Lines below that hold the word "structure" must be copied in full.

• [RECORDS FOR THE EXERCISE]:
-------------------------
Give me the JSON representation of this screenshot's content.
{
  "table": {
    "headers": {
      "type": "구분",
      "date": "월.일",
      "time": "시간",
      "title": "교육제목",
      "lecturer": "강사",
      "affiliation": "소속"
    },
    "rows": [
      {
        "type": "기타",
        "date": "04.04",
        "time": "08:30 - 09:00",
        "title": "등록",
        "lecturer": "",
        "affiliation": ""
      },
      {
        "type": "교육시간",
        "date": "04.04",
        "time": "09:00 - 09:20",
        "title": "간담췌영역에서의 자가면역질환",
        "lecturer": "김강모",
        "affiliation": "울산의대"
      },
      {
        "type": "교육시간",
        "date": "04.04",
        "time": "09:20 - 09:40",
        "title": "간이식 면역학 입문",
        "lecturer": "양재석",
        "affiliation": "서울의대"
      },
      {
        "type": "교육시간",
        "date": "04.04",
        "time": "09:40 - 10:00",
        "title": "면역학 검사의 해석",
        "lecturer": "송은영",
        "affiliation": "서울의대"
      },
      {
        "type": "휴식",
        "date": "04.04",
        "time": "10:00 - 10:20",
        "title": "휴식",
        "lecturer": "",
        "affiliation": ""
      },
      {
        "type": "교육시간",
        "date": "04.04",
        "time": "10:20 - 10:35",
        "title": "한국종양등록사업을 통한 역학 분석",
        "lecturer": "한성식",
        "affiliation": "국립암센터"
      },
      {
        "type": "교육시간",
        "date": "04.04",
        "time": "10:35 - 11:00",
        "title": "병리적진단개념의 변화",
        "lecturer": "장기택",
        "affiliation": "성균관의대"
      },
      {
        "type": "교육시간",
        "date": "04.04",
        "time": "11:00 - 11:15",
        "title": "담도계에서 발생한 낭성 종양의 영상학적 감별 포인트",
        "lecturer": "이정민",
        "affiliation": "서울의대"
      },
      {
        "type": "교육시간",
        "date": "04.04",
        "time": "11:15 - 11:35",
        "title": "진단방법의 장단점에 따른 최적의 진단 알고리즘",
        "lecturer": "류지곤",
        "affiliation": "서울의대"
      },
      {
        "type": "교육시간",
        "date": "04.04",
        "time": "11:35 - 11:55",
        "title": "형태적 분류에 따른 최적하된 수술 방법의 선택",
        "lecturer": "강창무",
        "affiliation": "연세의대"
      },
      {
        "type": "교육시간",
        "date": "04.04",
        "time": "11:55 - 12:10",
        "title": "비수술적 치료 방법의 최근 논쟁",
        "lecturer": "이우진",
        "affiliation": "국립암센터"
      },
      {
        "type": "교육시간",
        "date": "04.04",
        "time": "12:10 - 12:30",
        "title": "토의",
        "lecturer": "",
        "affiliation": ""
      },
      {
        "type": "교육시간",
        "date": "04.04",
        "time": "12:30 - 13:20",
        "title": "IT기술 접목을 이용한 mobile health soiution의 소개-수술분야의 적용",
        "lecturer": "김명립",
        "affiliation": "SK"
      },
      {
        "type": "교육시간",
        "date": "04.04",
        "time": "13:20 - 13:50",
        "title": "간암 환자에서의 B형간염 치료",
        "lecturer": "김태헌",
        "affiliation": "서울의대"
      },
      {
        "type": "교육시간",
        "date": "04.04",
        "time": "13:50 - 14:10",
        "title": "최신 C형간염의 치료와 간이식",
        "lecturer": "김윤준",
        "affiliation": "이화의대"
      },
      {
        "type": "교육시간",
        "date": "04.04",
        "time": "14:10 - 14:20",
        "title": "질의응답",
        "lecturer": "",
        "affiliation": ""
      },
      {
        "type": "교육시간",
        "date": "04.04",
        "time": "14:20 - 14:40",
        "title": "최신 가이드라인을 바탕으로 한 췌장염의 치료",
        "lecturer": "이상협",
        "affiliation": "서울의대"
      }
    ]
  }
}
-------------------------
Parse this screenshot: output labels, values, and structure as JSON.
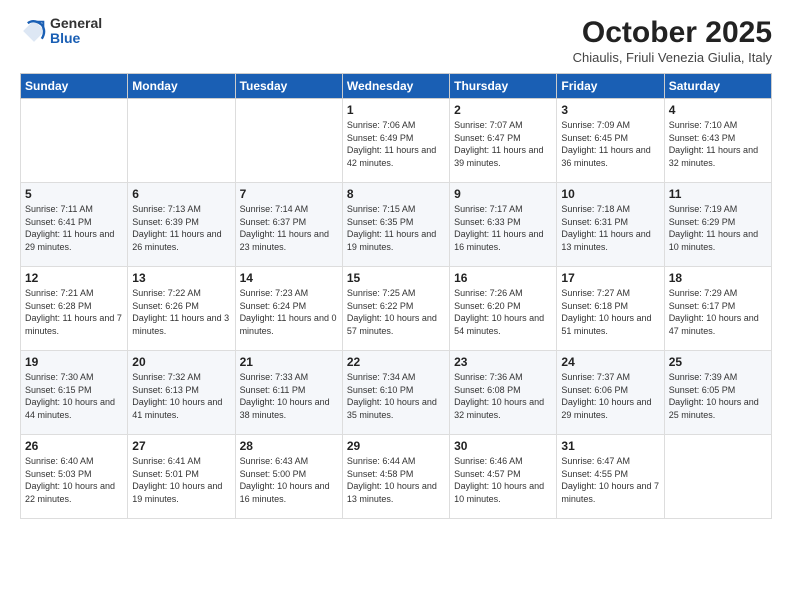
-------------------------
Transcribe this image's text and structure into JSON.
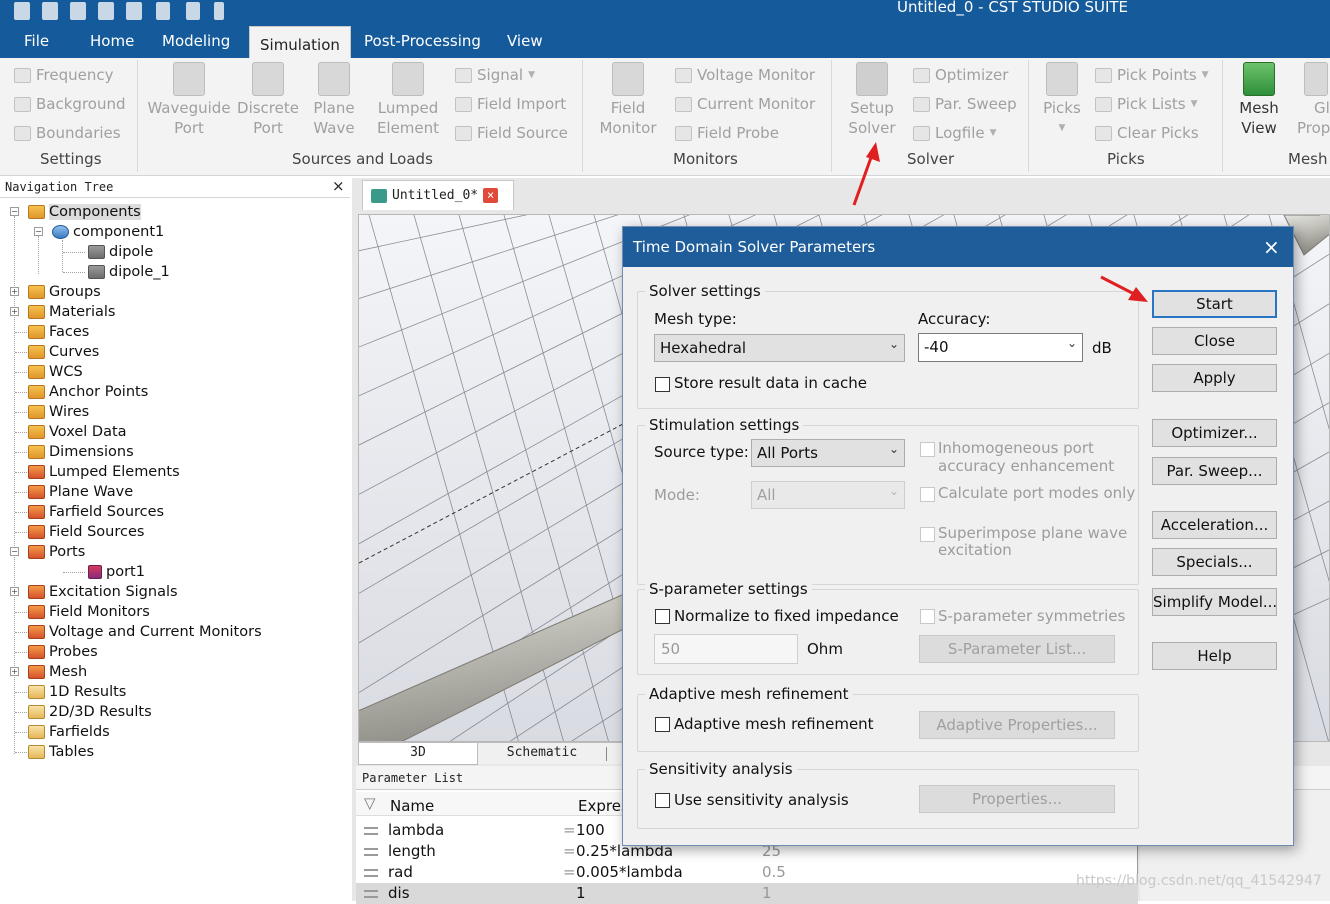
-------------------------
• [EXERCISE RESULT]:
Parse this screenshot: output labels, values, and structure as JSON.
Transcribe this image's text and structure into JSON.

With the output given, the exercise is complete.